Syria is very weak, and the Arabs are essentially castrated at this point in their history. But even so with Sharon and his Israeli warrior Generals determined to either force Arab and Palestinian capitulation, or regime change through war if need be, things could escalate and get out of hand quickly now:
Syria Says Ready to Fight if Israel Attacks Again
Wed October 08, 2003 08:14 AM ET
By Dan Williams and Dan Trotta
JERUSALEM/MADRID (Reuters) - Syria's ambassador to Spain said on Wednesday Damascus would respond militarily against Israel if the Jewish state carried out new attacks on Syrian territory.
A senior Israeli security source swiftly dismissed the threat, saying Israel did not want to escalate tensions and believed Syria did not want to start a war. The source said the envoy's statement was mainly intended to impress the Arab world.
But the comments increased tensions simmering since Israel carried out an air strike on Sunday on what it said was a training camp for Palestinian militants near Damascus, one day after a Palestinian suicide bombing killed 19 people in Israel.
Syria says the target was a civilian site and has said it has the right to defend itself.
"If Israel attacks Syria one, two and three times, of course the people of Syria and the government of Syria and the army will react to defend ourselves," Syrian Ambassador Mohsen Bilal told Reuters in Madrid.
Asked if that meant responding militarily, he said: "By all means. If Israel continues to attack us and continues its aggression of course we shall react to the attacks in spite of the fact that we are fighting for peace and wish to reopen the (1991) Madrid (peace) conference."
Israel did not immediately respond formally to the envoy's remarks.
But the senior Israeli security source said: "This sort of statement is intended mainly for the Arab world, to give the impression Syria is steadfast in the fight against Israel.
"Israel does not seek an escalation with Syria, and indeed has taken precautions to prevent that. We will act in self-defense if necessary, but not if Damascus receives our message that it must stop supporting terror," the source said.
He said it was unlikely Syria would launch a conventional war on Israel.
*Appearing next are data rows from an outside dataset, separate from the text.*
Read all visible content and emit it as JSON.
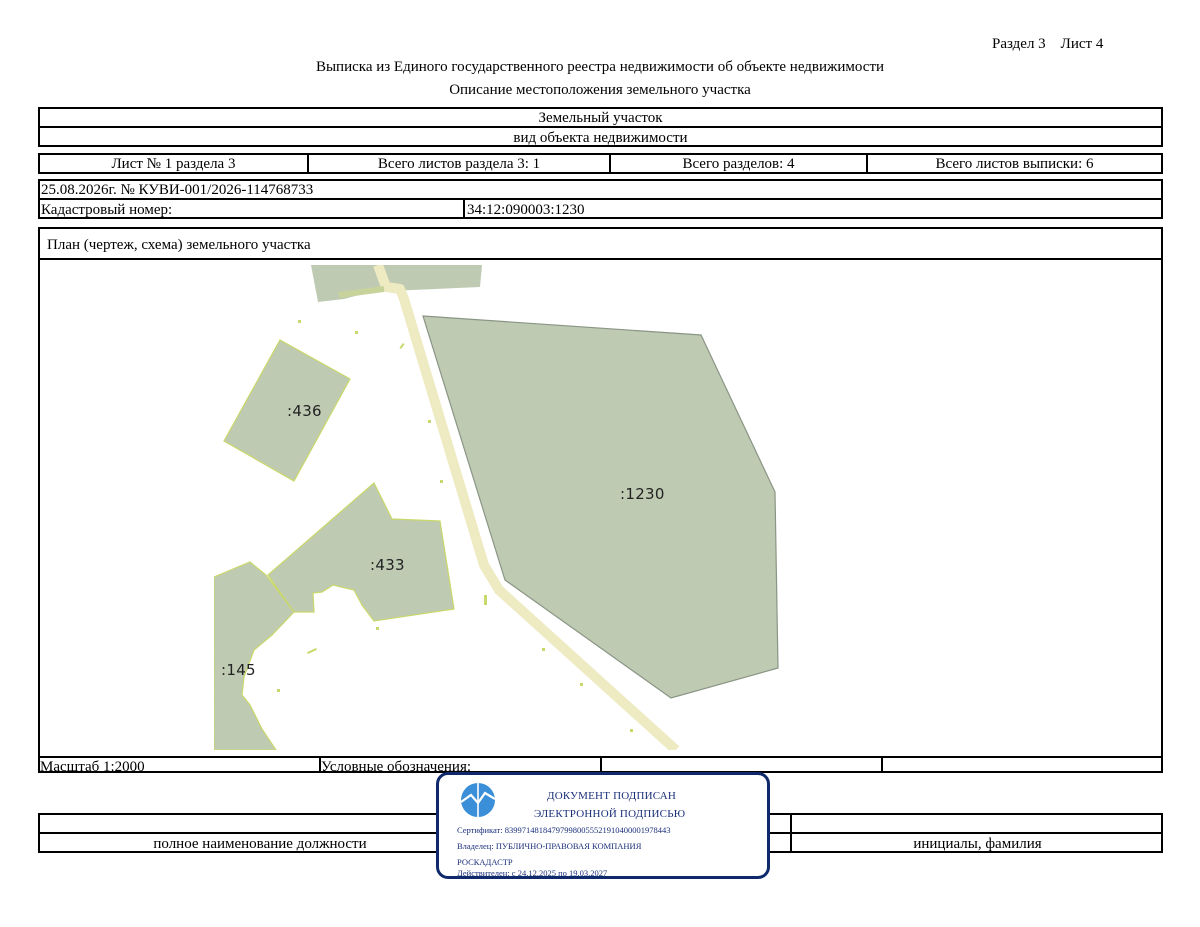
{
  "header": {
    "section_sheet": "Раздел 3    Лист 4",
    "title": "Выписка из Единого государственного реестра недвижимости об объекте недвижимости",
    "subtitle": "Описание местоположения земельного участка"
  },
  "object": {
    "type": "Земельный участок",
    "type_caption": "вид объекта недвижимости"
  },
  "sheet_info": {
    "sheet": "Лист № 1 раздела 3",
    "total_section_sheets": "Всего листов раздела 3: 1",
    "total_sections": "Всего разделов: 4",
    "total_extract_sheets": "Всего листов выписки: 6"
  },
  "record": {
    "date_number": "25.08.2026г. № КУВИ-001/2026-114768733",
    "cadastral_label": "Кадастровый номер:",
    "cadastral_value": "34:12:090003:1230"
  },
  "plan": {
    "title": "План (чертеж, схема) земельного участка",
    "parcels": [
      ":436",
      ":433",
      ":1230",
      ":145"
    ],
    "colors": {
      "parcel_fill": "#bfcab3",
      "parcel_edge": "#c9d86a",
      "road": "#eeeac2",
      "road_dark": "#c8d39c"
    }
  },
  "footer": {
    "scale": "Масштаб 1:2000",
    "legend": "Условные обозначения:",
    "position_caption": "полное наименование должности",
    "name_caption": "инициалы, фамилия"
  },
  "stamp": {
    "line1": "ДОКУМЕНТ ПОДПИСАН",
    "line2": "ЭЛЕКТРОННОЙ ПОДПИСЬЮ",
    "certificate": "Сертификат: 839971481847979980055521910400001978443",
    "owner": "Владелец: ПУБЛИЧНО-ПРАВОВАЯ КОМПАНИЯ",
    "owner2": "РОСКАДАСТР",
    "valid": "Действителен: с 24.12.2025 по 19.03.2027",
    "colors": {
      "border": "#0e2a6b",
      "text": "#1a2f7a",
      "logo": "#3a8fd8"
    }
  }
}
The new tensions have sparked discussion of whether three years of Israeli-Palestinian conflict could ignite violence in other parts of the Middle East, but most political and military analysts say this is unlikely.
Israel's air raid was its deepest strike into Syria since the 1973 Middle East war. It followed a suicide bombing by a female suicide bomber from the Islamic Jihad group who killed 19 people in a restaurant in the northern city of Haifa.
Israeli jets roared over Lebanon on Wednesday, without launching any strike and only breaking the sound barrier, two days after an Israeli soldier and a Lebanese boy were killed in border flare-ups, a Reuters correspondent said.
Responding to Israeli Prime Minister Ariel Sharon's threats on Tuesday that Israel would hit its enemies anywhere, Iranian President Mohammad Khatami said it was unlikely Israel would launch an attack on the Islamic Republic.
Israel repeatedly accuses Iran of arming, training and funding Palestinian militant groups but Iran insists its support is purely moral.
"They (the Israelis) are so involved with problems inside their country that I do not think they want to create another problem outside it. We are also fully prepared to defend our country," Khatami told reporters after a weekly cabinet meeting.
Sharon has been buoyed by support from President Bush. Washington has accused Syria of being a state sponsor of terrorism.
"The decisions that he (Sharon) makes to defend her people are valid decisions. We would be doing the same thing," Bush said on Tuesday. He added that it was "important for the prime minister to avoid escalation."
Faced with what the army called numerous alerts of pending suicide attacks, Defense Minister Shaul Mofaz gave the military the go-ahead on Tuesday to order a special call-up of reservists, should it deem one necessary, security sources said.
QURIE RENEWS TRUCE CALL
Some ministers want Israel to carry out a threat to "remove" Palestinian President Yasser Arafat but Sharon has until now opposed this, saying it could be counter-productive.
The latest violence has dealt further blows to peace hopes, although Palestinian Prime Minister Ahmed Qurie, who was sworn in with a small emergency cabinet on Tuesday, renewed calls for progress on the U.S.-backed peace "road map."
Qurie made a fresh appeal for a cease-fire with Israel in an interview published by an Israeli newspaper on Wednesday, saying he was ready to start talks immediately. Israeli Labour Minister Zevulun Orlev quickly ruled out a truce.
Israel says it will not press on with the road map until the Palestinians rein in Islamic militants. Qurie says he will try to persuade the militants to end violence but rules out using force which could risk a civil war.